The slippers took up blue where they were white or pale purple from the tail end of a logwood exhaust bath, but took virtually no colour on the brown parts, which is to say, most parts.  It may be that the vat was exhausted–not completely, or the pale parts would not have taken up colour–but sufficiently that no colour change showed up on the brown.  It may also be that they were greasy enough to repel the dye somewhat and that so much wet fleece having entered it, the vat was diluted.  So I have kept the vat aside for another day or a new thought on the matter.

Meanwhile, there has been a breakout of the urge to spin silk and enter the cocoon…  But not for every single silkworm, and the ones that remain are SO HUNGRY!  So now I am off to look for a mulberry tree in the parklands I heard about on the weekend…
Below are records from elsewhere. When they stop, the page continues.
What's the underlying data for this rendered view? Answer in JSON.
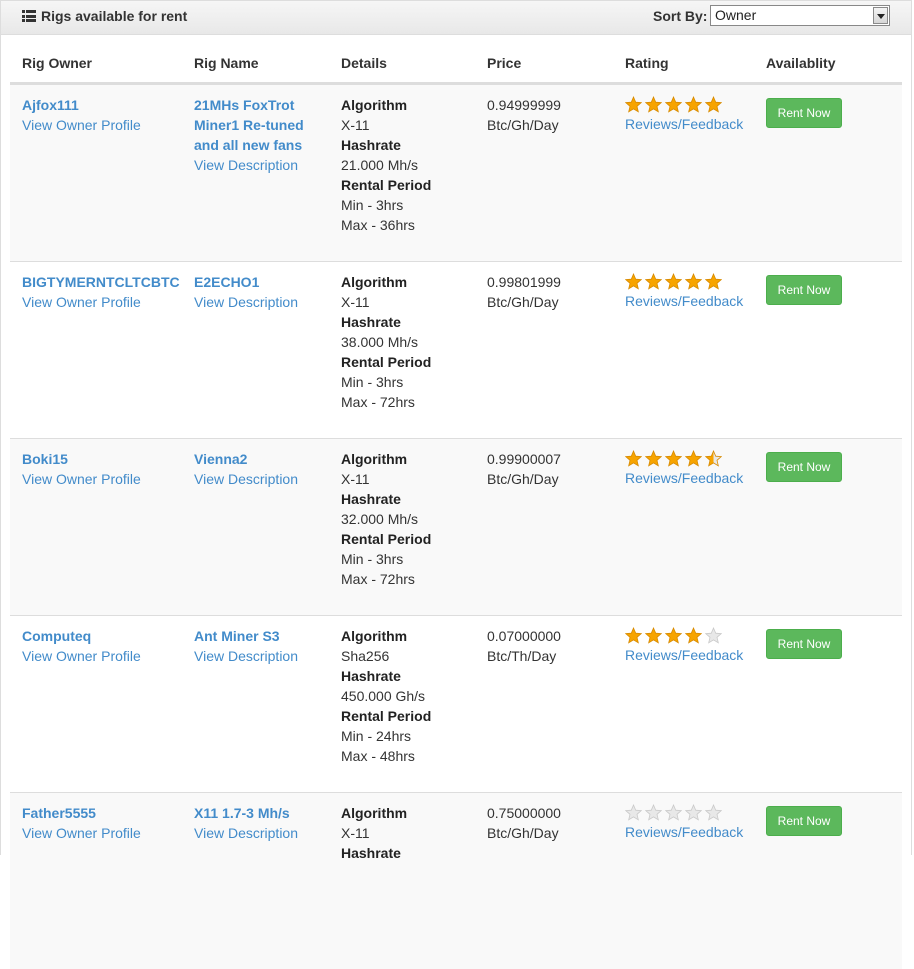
{
  "header": {
    "title": "Rigs available for rent",
    "sort_label": "Sort By:",
    "sort_value": "Owner"
  },
  "columns": [
    "Rig Owner",
    "Rig Name",
    "Details",
    "Price",
    "Rating",
    "Availablity"
  ],
  "labels": {
    "owner_profile": "View Owner Profile",
    "description": "View Description",
    "algorithm": "Algorithm",
    "hashrate": "Hashrate",
    "rental_period": "Rental Period",
    "reviews": "Reviews/Feedback",
    "rent_now": "Rent Now"
  },
  "colors": {
    "link": "#428bca",
    "button": "#5cb85c",
    "star_on": "#f7a400",
    "star_off": "#e8e8e8"
  },
  "rigs": [
    {
      "owner": "Ajfox111",
      "rig_name": [
        "21MHs FoxTrot",
        "Miner1 Re-tuned",
        "and all new fans"
      ],
      "algorithm": "X-11",
      "hashrate": "21.000 Mh/s",
      "min": "Min - 3hrs",
      "max": "Max - 36hrs",
      "price": "0.94999999",
      "price_unit": "Btc/Gh/Day",
      "rating": 5
    },
    {
      "owner": "BIGTYMERNTCLTCBTC",
      "rig_name": [
        "E2ECHO1"
      ],
      "algorithm": "X-11",
      "hashrate": "38.000 Mh/s",
      "min": "Min - 3hrs",
      "max": "Max - 72hrs",
      "price": "0.99801999",
      "price_unit": "Btc/Gh/Day",
      "rating": 5
    },
    {
      "owner": "Boki15",
      "rig_name": [
        "Vienna2"
      ],
      "algorithm": "X-11",
      "hashrate": "32.000 Mh/s",
      "min": "Min - 3hrs",
      "max": "Max - 72hrs",
      "price": "0.99900007",
      "price_unit": "Btc/Gh/Day",
      "rating": 4.5
    },
    {
      "owner": "Computeq",
      "rig_name": [
        "Ant Miner S3"
      ],
      "algorithm": "Sha256",
      "hashrate": "450.000 Gh/s",
      "min": "Min - 24hrs",
      "max": "Max - 48hrs",
      "price": "0.07000000",
      "price_unit": "Btc/Th/Day",
      "rating": 4
    },
    {
      "owner": "Father5555",
      "rig_name": [
        "X11 1.7-3 Mh/s"
      ],
      "algorithm": "X-11",
      "hashrate": "",
      "min": "",
      "max": "",
      "price": "0.75000000",
      "price_unit": "Btc/Gh/Day",
      "rating": 0
    }
  ]
}
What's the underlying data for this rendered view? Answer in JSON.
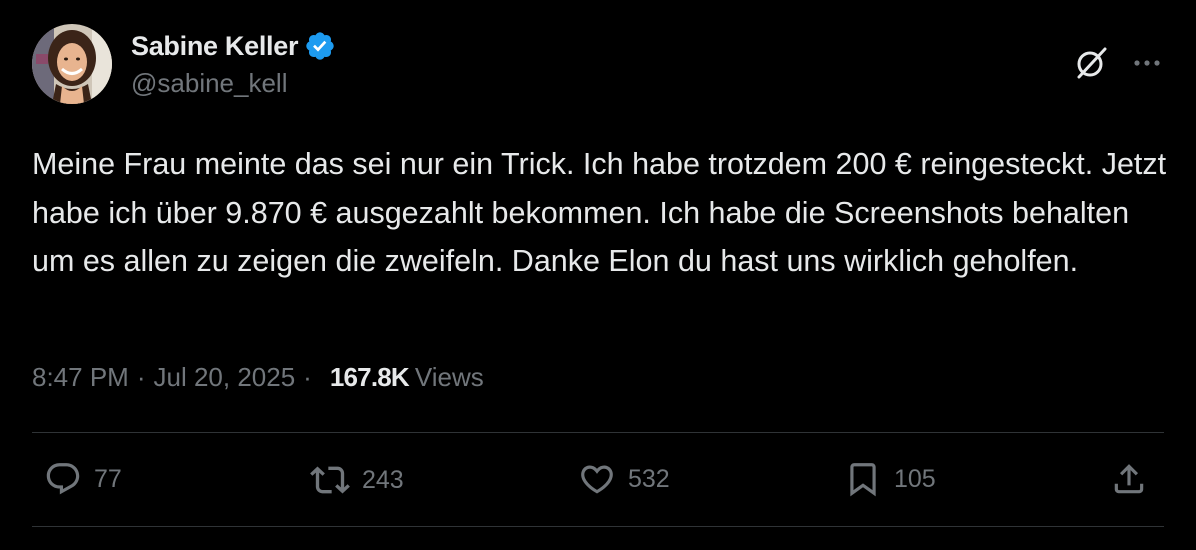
{
  "author": {
    "display_name": "Sabine Keller",
    "handle": "@sabine_kell",
    "verified": true
  },
  "icons": {
    "verified": "verified-badge-icon",
    "grok": "grok-icon",
    "more": "more-options-icon",
    "reply": "reply-icon",
    "repost": "repost-icon",
    "like": "like-icon",
    "bookmark": "bookmark-icon",
    "share": "share-icon"
  },
  "tweet": {
    "text": "Meine Frau meinte das sei nur ein Trick. Ich habe trotzdem 200 € reingesteckt. Jetzt habe ich über 9.870 € ausgezahlt bekommen. Ich habe die Screenshots behalten um es allen zu zeigen die zweifeln. Danke Elon du hast uns wirklich geholfen.",
    "time": "8:47 PM",
    "separator": "·",
    "date": "Jul 20, 2025",
    "views_count": "167.8K",
    "views_label": "Views"
  },
  "actions": {
    "replies": "77",
    "reposts": "243",
    "likes": "532",
    "bookmarks": "105"
  },
  "colors": {
    "background": "#000000",
    "text": "#e7e9ea",
    "secondary": "#71767b",
    "divider": "#2f3336",
    "verified": "#1d9bf0"
  }
}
Filed under Fibre preparation, Natural dyeing

Yellows from coreopsis flowers and osage orange

I have decided to branch out from the eucalyptus based palette of ochre–caramel–tan–orange–red–maroon I have been so focused on for the last while and plan toward an indigo vat.  Don’t you love these bold statements?

I still love the eucalypt colours: here, a small quantity of alpaca passing through various stages of preparation.  Picked, dyed locks;


Partially carded batt;


and, finally, yarn–pictured in the dyer’s chamomile patch.


I have decided to try for yellow–green–blue transitions, which will necessarily begin with yellow.  I had coreopsis flowers my mother saved me one summer, as she deadheaded her plants. This collection of flower heads speak to me of her love and her fine qualities as a gardener and a person who loves to share.  I had reservations about the colour I would get from them, as some had gone mouldy.  Her -plants are just so prolific–the stack of wilted heads had trapped enough moisture to create mould.


I also had a little remaining quantity of osage orange shavings of antiquity, gifted to me from the Guild.


I prepared them both for the dyebath, but have to say my tea ball was not a good enough receptacle to retain the osage orange.  I not only sieved the dye vat before adding wool (thank goodness I remembered to do this as I tackled it one night when the amount of sawdust in the vat was not as obvious as in the clear light of day) but also placed the whole tea ball in another fine cloth bag before running an exhaust bath.


Even after the first bath of each dye, there was a lot of colour left, so I ran an exhaust bath and dyed a total of about 800g of white corriedale.  I was especially impressed with the amount of colour and the wonderful smell of the coreopsis bath.  I need not have worried about the mould.  Here is the coreopsis bath between dyeings.


The resulting yellows are lovely.  On the left, coreopsis bath 1, then coreopsis bath 2, osage orange bath 1 and osage orange bath 2.  The coreopsis yellows are quite buttery and golden and the osage orange colours are a little more lemony.  And, there is further evidence that grass seeds and other vegetable matter take dyes quite well!  Now, to build up my courage for the indigo stage and some greens and blues.



Filed under Dye Plants, Eucalypts, Fibre preparation, Natural dyeing